Skip to main content
Premium Trial:

Request an Annual Quote

The Great Open-Access War of '07

It began with the Howard Hughes Medical Institute pressuring Elsevier to allow articles to be freely accessible within six months of publication, says Alex Palazzo on his blog. They compromised. HHMI would pay $1500 per article by an HHMI researcher and then it could go into PubMed Central after six months. Then, a Journal of Cell Biology editorial criticized HHMI for giving in to Elsevier. HHMI responded that it is trying to balance public access with scholarly freedom. The JCB editors currently have the last word, "Instead, the public access movement has suffered because HHMI gave in to the selfish desire of some of their investigators to continue publishing in Cell. This serves neither the public, nor science."
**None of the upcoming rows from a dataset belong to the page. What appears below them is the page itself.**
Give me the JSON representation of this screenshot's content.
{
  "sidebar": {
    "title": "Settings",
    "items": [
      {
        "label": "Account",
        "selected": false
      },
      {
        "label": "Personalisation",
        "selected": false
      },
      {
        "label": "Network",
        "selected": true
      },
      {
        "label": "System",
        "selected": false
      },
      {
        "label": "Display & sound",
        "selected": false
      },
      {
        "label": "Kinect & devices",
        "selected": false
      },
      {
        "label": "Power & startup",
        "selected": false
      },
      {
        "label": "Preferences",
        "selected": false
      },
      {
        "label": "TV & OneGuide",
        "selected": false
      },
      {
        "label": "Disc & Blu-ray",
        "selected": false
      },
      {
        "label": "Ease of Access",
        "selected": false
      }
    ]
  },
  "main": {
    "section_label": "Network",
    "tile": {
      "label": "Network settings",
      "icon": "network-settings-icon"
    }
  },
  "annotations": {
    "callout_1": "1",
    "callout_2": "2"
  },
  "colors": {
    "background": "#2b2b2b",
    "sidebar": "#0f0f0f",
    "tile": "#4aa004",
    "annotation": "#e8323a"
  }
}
The Scan

Steps for Quick Review

The US Food and Drug Administration is preparing for the quick review of drugs and vaccines for the Omicron variant, according to the Wall Street Journal.

Moving Away From Using Term 'Race'

A new analysis finds that geneticists are using the term "race" in their papers less than in years past, as Science reports.

Point of the Program

The Guardian writes that some scientists have called the design of a UK newborn sequencing program into question.

Science Papers Present Multi-Omic Analysis of Lung Cells, Regulation of Cardiomyocyte Proliferation

In Science this week: a multi-omic analysis of lung cells focuses on RIT1-regulated pathways, and more.